[ACTION ITEM] Nothing in the entries should change; repeat them exactly.

[INPUT MATERIAL]

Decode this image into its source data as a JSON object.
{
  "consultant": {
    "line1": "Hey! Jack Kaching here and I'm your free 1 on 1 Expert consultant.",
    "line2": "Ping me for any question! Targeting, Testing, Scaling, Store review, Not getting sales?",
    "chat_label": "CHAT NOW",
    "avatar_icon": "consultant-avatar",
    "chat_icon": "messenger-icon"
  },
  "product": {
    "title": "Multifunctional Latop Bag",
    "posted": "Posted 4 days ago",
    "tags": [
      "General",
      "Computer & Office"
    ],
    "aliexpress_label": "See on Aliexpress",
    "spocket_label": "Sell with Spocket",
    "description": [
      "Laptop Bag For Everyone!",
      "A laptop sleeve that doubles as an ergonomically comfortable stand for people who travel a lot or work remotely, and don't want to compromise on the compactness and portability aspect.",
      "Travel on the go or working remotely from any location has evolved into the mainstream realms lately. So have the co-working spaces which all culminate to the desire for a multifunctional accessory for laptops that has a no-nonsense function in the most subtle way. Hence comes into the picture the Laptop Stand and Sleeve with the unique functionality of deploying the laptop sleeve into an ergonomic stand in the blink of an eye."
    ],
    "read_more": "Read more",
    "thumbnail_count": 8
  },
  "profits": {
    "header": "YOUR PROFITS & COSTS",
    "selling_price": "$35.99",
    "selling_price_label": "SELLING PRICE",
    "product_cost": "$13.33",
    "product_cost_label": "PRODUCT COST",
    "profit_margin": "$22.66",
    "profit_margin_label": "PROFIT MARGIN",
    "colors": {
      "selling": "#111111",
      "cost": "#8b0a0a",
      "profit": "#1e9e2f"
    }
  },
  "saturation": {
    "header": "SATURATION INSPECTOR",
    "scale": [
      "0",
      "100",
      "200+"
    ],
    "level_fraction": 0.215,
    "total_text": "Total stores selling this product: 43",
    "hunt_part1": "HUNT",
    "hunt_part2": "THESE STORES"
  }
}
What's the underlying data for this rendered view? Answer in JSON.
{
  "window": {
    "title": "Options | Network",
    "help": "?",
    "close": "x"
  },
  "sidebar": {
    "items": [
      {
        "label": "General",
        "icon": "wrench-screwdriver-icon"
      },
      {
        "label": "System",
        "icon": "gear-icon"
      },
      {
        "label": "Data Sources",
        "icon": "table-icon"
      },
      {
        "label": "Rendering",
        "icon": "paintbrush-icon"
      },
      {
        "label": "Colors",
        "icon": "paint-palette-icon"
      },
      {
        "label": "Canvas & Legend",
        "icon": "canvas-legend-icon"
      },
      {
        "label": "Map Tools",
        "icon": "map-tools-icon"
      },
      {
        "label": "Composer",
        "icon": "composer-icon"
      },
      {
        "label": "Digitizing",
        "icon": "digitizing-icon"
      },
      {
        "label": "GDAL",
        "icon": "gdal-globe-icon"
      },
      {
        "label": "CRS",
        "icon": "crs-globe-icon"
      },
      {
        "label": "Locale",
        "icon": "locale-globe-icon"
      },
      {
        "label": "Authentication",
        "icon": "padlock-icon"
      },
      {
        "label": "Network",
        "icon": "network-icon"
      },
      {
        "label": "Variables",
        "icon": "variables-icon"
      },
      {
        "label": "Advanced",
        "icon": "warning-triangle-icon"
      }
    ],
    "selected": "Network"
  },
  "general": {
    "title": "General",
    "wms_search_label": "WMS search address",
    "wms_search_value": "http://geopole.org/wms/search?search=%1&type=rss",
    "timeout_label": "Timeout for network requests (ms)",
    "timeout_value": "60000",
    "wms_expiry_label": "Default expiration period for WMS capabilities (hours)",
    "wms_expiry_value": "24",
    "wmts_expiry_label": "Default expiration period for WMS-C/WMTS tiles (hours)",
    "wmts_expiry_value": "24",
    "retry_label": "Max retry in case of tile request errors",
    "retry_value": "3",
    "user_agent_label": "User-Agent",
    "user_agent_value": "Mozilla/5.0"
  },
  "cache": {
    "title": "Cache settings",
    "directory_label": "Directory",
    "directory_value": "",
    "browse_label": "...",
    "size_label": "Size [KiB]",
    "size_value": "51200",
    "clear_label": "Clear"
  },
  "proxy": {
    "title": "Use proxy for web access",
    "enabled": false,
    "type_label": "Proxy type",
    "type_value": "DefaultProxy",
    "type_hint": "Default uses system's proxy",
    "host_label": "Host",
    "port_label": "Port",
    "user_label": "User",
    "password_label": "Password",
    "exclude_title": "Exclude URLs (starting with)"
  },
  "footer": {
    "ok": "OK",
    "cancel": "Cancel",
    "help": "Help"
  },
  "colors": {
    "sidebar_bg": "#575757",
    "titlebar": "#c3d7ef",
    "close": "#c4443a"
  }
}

[TASK ANSWER]
Decode this image into its source data as a JSON object.
{
  "consultant": {
    "line1": "Hey! Jack Kaching here and I'm your free 1 on 1 Expert consultant.",
    "line2": "Ping me for any question! Targeting, Testing, Scaling, Store review, Not getting sales?",
    "chat_label": "CHAT NOW",
    "avatar_icon": "consultant-avatar",
    "chat_icon": "messenger-icon"
  },
  "product": {
    "title": "Multifunctional Latop Bag",
    "posted": "Posted 4 days ago",
    "tags": [
      "General",
      "Computer & Office"
    ],
    "aliexpress_label": "See on Aliexpress",
    "spocket_label": "Sell with Spocket",
    "description": [
      "Laptop Bag For Everyone!",
      "A laptop sleeve that doubles as an ergonomically comfortable stand for people who travel a lot or work remotely, and don't want to compromise on the compactness and portability aspect.",
      "Travel on the go or working remotely from any location has evolved into the mainstream realms lately. So have the co-working spaces which all culminate to the desire for a multifunctional accessory for laptops that has a no-nonsense function in the most subtle way. Hence comes into the picture the Laptop Stand and Sleeve with the unique functionality of deploying the laptop sleeve into an ergonomic stand in the blink of an eye."
    ],
    "read_more": "Read more",
    "thumbnail_count": 8
  },
  "profits": {
    "header": "YOUR PROFITS & COSTS",
    "selling_price": "$35.99",
    "selling_price_label": "SELLING PRICE",
    "product_cost": "$13.33",
    "product_cost_label": "PRODUCT COST",
    "profit_margin": "$22.66",
    "profit_margin_label": "PROFIT MARGIN",
    "colors": {
      "selling": "#111111",
      "cost": "#8b0a0a",
      "profit": "#1e9e2f"
    }
  },
  "saturation": {
    "header": "SATURATION INSPECTOR",
    "scale": [
      "0",
      "100",
      "200+"
    ],
    "level_fraction": 0.215,
    "total_text": "Total stores selling this product: 43",
    "hunt_part1": "HUNT",
    "hunt_part2": "THESE STORES"
  }
}
What's the underlying data for this rendered view? Answer in JSON.
{
  "window": {
    "title": "Options | Network",
    "help": "?",
    "close": "x"
  },
  "sidebar": {
    "items": [
      {
        "label": "General",
        "icon": "wrench-screwdriver-icon"
      },
      {
        "label": "System",
        "icon": "gear-icon"
      },
      {
        "label": "Data Sources",
        "icon": "table-icon"
      },
      {
        "label": "Rendering",
        "icon": "paintbrush-icon"
      },
      {
        "label": "Colors",
        "icon": "paint-palette-icon"
      },
      {
        "label": "Canvas & Legend",
        "icon": "canvas-legend-icon"
      },
      {
        "label": "Map Tools",
        "icon": "map-tools-icon"
      },
      {
        "label": "Composer",
        "icon": "composer-icon"
      },
      {
        "label": "Digitizing",
        "icon": "digitizing-icon"
      },
      {
        "label": "GDAL",
        "icon": "gdal-globe-icon"
      },
      {
        "label": "CRS",
        "icon": "crs-globe-icon"
      },
      {
        "label": "Locale",
        "icon": "locale-globe-icon"
      },
      {
        "label": "Authentication",
        "icon": "padlock-icon"
      },
      {
        "label": "Network",
        "icon": "network-icon"
      },
      {
        "label": "Variables",
        "icon": "variables-icon"
      },
      {
        "label": "Advanced",
        "icon": "warning-triangle-icon"
      }
    ],
    "selected": "Network"
  },
  "general": {
    "title": "General",
    "wms_search_label": "WMS search address",
    "wms_search_value": "http://geopole.org/wms/search?search=%1&type=rss",
    "timeout_label": "Timeout for network requests (ms)",
    "timeout_value": "60000",
    "wms_expiry_label": "Default expiration period for WMS capabilities (hours)",
    "wms_expiry_value": "24",
    "wmts_expiry_label": "Default expiration period for WMS-C/WMTS tiles (hours)",
    "wmts_expiry_value": "24",
    "retry_label": "Max retry in case of tile request errors",
    "retry_value": "3",
    "user_agent_label": "User-Agent",
    "user_agent_value": "Mozilla/5.0"
  },
  "cache": {
    "title": "Cache settings",
    "directory_label": "Directory",
    "directory_value": "",
    "browse_label": "...",
    "size_label": "Size [KiB]",
    "size_value": "51200",
    "clear_label": "Clear"
  },
  "proxy": {
    "title": "Use proxy for web access",
    "enabled": false,
    "type_label": "Proxy type",
    "type_value": "DefaultProxy",
    "type_hint": "Default uses system's proxy",
    "host_label": "Host",
    "port_label": "Port",
    "user_label": "User",
    "password_label": "Password",
    "exclude_title": "Exclude URLs (starting with)"
  },
  "footer": {
    "ok": "OK",
    "cancel": "Cancel",
    "help": "Help"
  },
  "colors": {
    "sidebar_bg": "#575757",
    "titlebar": "#c3d7ef",
    "close": "#c4443a"
  }
}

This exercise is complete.